||Volume 19, Number 2, October 2006
We'd rather be teaching
by Yvonne Eamor
When you think of university students writing exams, you may have an image of a gymnasium full of stressed-out young people pouring over reams of paper. Now imagine that same gymnasium but this time, consider that those stressed-out students are nine and ten years old.
Welcome to Grade 4 FSAs at Nesika Elementary in Williams Lake. Veteran teacher Rob Taylor says it hurts to see kids so young being herded into the gym for exams. "If that’s not stressful for nine-year-olds, I don’t know what is," he says. "Our kids are stressed out going into the exams. It’s a completely foreign atmosphere for them. And this goes on for an entire week."
Taylor also takes issue with the lack of direction teachers are permitted to give to students who are having trouble finding their way through the exam. For a profession that’s been highly trained to help guide young minds, FSAs prohibit teachers from performing that vital task. Taylor says, "There are kids who come up in tears because they didn’t understand the set of directions for math. You can’t help them. All you can do is tell them to do their best. It’s frustrating beyond words. A student asks for your help and you have to turn them away. Standardized testing means every kid has to receive the same direction—it’s horrible what that’s doing to kids’ psyches."
In a small town like Williams Lake, there’s another issue with FSAs: rankings. Taylor says his biggest concern is that rating a school means rating a teacher. "There may be just one Grade 4 class in town. The ranking the FSA provides reflects immediately back to the teacher."
Teachers know it’s easy to skew the rankings, simply by exempting some weaker students from the exam. In a recent Fraser Institute report card, Taylor says one of his district’s schools rated highest for French Immersion, and it doesn’t even have a French Immersion program. A student took French Immersion at one school but wrote the FSA at another and that threw the data out of whack.
Taylor also says the FSAs do nothing for kids who are barely meeting expectations. He says they are just another way of making them feel inadequate. And it doesn’t help, he says, to know that the exam results produce no meaningful data for teachers so there is no benefit to the kids. "The students are reduced to being a number and the schools are reduced to being a score."
Taylor says teachers don’t need FSAs to know how their students are performing, and that sentiment is echoed by Surrey teacher, Penny Kelly. She says FSAs, "undermine our professionalism. We see the child almost 200 days of the year. We know their achievement level. The test is redundant and I view it as an attack on teachers’ professionalism."
Kelly and Taylor agree that FSAs are not a true benchmark of what kids are about. "An FSA is one shot given over the course of a week," says Taylor. "Parents get a bar with a black line that shows them where their child is. But that shows them only where the child was on that day, on that test."

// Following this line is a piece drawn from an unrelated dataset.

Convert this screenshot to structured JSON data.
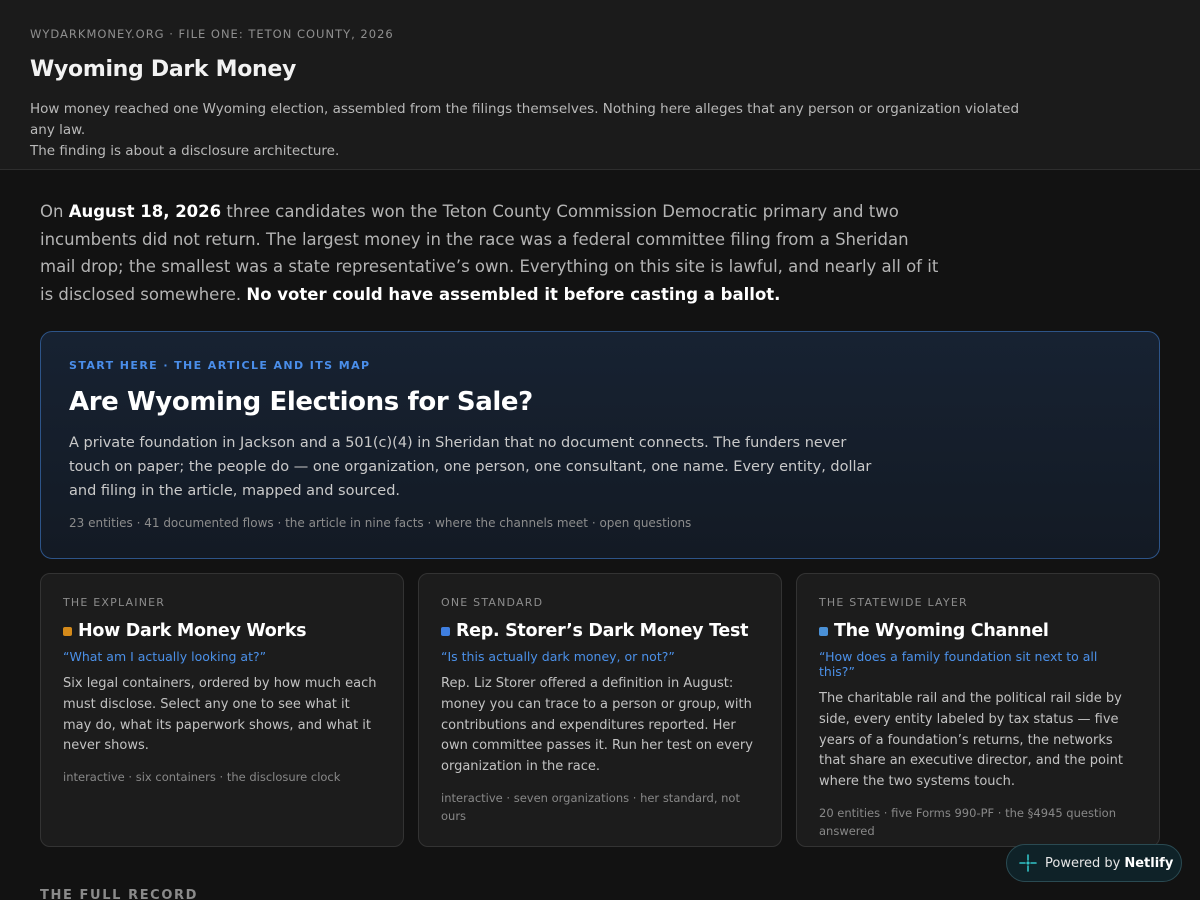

Kelly points out that many things are not factored into the result, such as what was going on at home that morning or the evening before, whether the child was healthy or happy, and she further points out that results are meaningless. "So the following year, the parents get a note attached to a report card about their child’s reading level. Well, I can tell them about it today, right now. But these tests are telling teachers that our assessment is not to be trusted."

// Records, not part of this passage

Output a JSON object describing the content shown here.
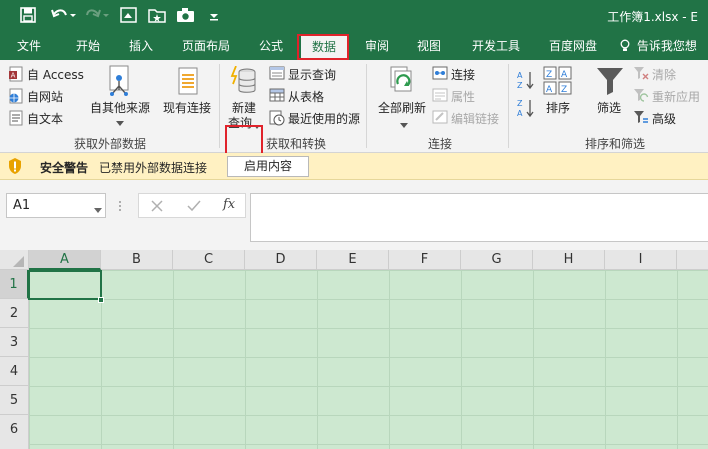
{
  "window": {
    "title": "工作簿1.xlsx - E"
  },
  "tabs": [
    {
      "label": "文件"
    },
    {
      "label": "开始"
    },
    {
      "label": "插入"
    },
    {
      "label": "页面布局"
    },
    {
      "label": "公式"
    },
    {
      "label": "数据"
    },
    {
      "label": "审阅"
    },
    {
      "label": "视图"
    },
    {
      "label": "开发工具"
    },
    {
      "label": "百度网盘"
    }
  ],
  "tell_me": "告诉我您想要",
  "ribbon": {
    "external": {
      "access": "自 Access",
      "web": "自网站",
      "text": "自文本",
      "other": "自其他来源",
      "existing": "现有连接",
      "group": "获取外部数据"
    },
    "transform": {
      "new_query_1": "新建",
      "new_query_2": "查询",
      "show_queries": "显示查询",
      "from_table": "从表格",
      "recent_sources": "最近使用的源",
      "group": "获取和转换"
    },
    "connections": {
      "refresh_all": "全部刷新",
      "connections": "连接",
      "properties": "属性",
      "edit_links": "编辑链接",
      "group": "连接"
    },
    "sort_filter": {
      "sort": "排序",
      "filter": "筛选",
      "clear": "清除",
      "reapply": "重新应用",
      "advanced": "高级",
      "group": "排序和筛选"
    }
  },
  "security": {
    "title": "安全警告",
    "message": "已禁用外部数据连接",
    "button": "启用内容"
  },
  "formula_bar": {
    "name_box": "A1",
    "fx": "fx"
  },
  "grid": {
    "columns": [
      "A",
      "B",
      "C",
      "D",
      "E",
      "F",
      "G",
      "H",
      "I"
    ],
    "rows": [
      "1",
      "2",
      "3",
      "4",
      "5",
      "6"
    ]
  },
  "colors": {
    "brand": "#217346",
    "highlight": "#e0232b",
    "grid_fill": "#cde8d0"
  }
}
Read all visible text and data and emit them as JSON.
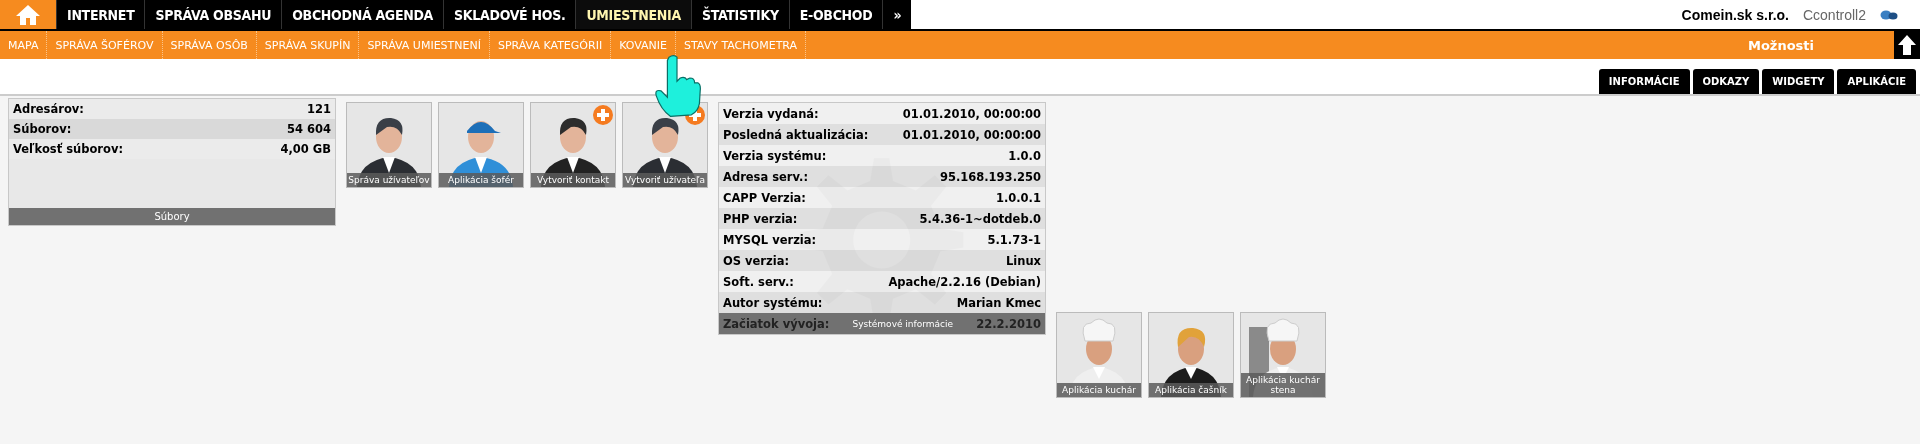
{
  "nav": [
    {
      "label": "INTERNET",
      "selected": false
    },
    {
      "label": "SPRÁVA OBSAHU",
      "selected": false
    },
    {
      "label": "OBCHODNÁ AGENDA",
      "selected": false
    },
    {
      "label": "SKLADOVÉ HOS.",
      "selected": false
    },
    {
      "label": "UMIESTNENIA",
      "selected": true
    },
    {
      "label": "ŠTATISTIKY",
      "selected": false
    },
    {
      "label": "E-OBCHOD",
      "selected": false
    },
    {
      "label": "»",
      "selected": false
    }
  ],
  "company": "Comein.sk s.r.o.",
  "user": "Ccontroll2",
  "submenu": [
    "MAPA",
    "SPRÁVA ŠOFÉROV",
    "SPRÁVA OSÔB",
    "SPRÁVA SKUPÍN",
    "SPRÁVA UMIESTNENÍ",
    "SPRÁVA KATEGÓRII",
    "KOVANIE",
    "STAVY TACHOMETRA"
  ],
  "options_label": "Možnosti",
  "tabs": [
    "INFORMÁCIE",
    "ODKAZY",
    "WIDGETY",
    "APLIKÁCIE"
  ],
  "files_panel": {
    "rows": [
      {
        "label": "Adresárov:",
        "value": "121"
      },
      {
        "label": "Súborov:",
        "value": "54 604"
      },
      {
        "label": "Veľkosť súborov:",
        "value": "4,00 GB"
      }
    ],
    "footer": "Súbory"
  },
  "tiles": [
    {
      "label": "Správa užívateľov",
      "add_badge": false
    },
    {
      "label": "Aplikácia šofér",
      "add_badge": false
    },
    {
      "label": "Vytvoriť kontakt",
      "add_badge": true
    },
    {
      "label": "Vytvoriť užívateľa",
      "add_badge": true
    }
  ],
  "system_info": {
    "rows": [
      {
        "label": "Verzia vydaná:",
        "value": "01.01.2010, 00:00:00"
      },
      {
        "label": "Posledná aktualizácia:",
        "value": "01.01.2010, 00:00:00"
      },
      {
        "label": "Verzia systému:",
        "value": "1.0.0"
      },
      {
        "label": "Adresa serv.:",
        "value": "95.168.193.250"
      },
      {
        "label": "CAPP Verzia:",
        "value": "1.0.0.1"
      },
      {
        "label": "PHP verzia:",
        "value": "5.4.36-1~dotdeb.0"
      },
      {
        "label": "MYSQL verzia:",
        "value": "5.1.73-1"
      },
      {
        "label": "OS verzia:",
        "value": "Linux"
      },
      {
        "label": "Soft. serv.:",
        "value": "Apache/2.2.16 (Debian)"
      },
      {
        "label": "Autor systému:",
        "value": "Marian Kmec"
      }
    ],
    "footer_row": {
      "label": "Začiatok vývoja:",
      "value": "22.2.2010"
    },
    "footer": "Systémové informácie"
  },
  "app_tiles": [
    {
      "label": "Aplikácia kuchár"
    },
    {
      "label": "Aplikácia čašník"
    },
    {
      "label": "Aplikácia kuchár stena"
    }
  ]
}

Kelly says another serious drawback to the FSAs is the lack of follow-up action. "The scores are just numbers. They don’t tell you which particular kid should receive learning assistance. There is no follow-up other than to say a particular group of kids did not do particularly well."
Kelly has other issues, as well. "Erma Stephenson Elementary School is in an affluent and culturally-mixed community in which pressure is placed on kids to do well on the exams. People put a lot of pressure on their kids so that the schools rank high in the Fraser Institute scheme. I’ve had parents thank me for doing such a good job, because the school ranking is allowing them to sell their home for $20,000 more than they had initially planned."
Kelly says, "That’s not why I’m here."
Yvonne Eamor is the BCTF’s media relations officer.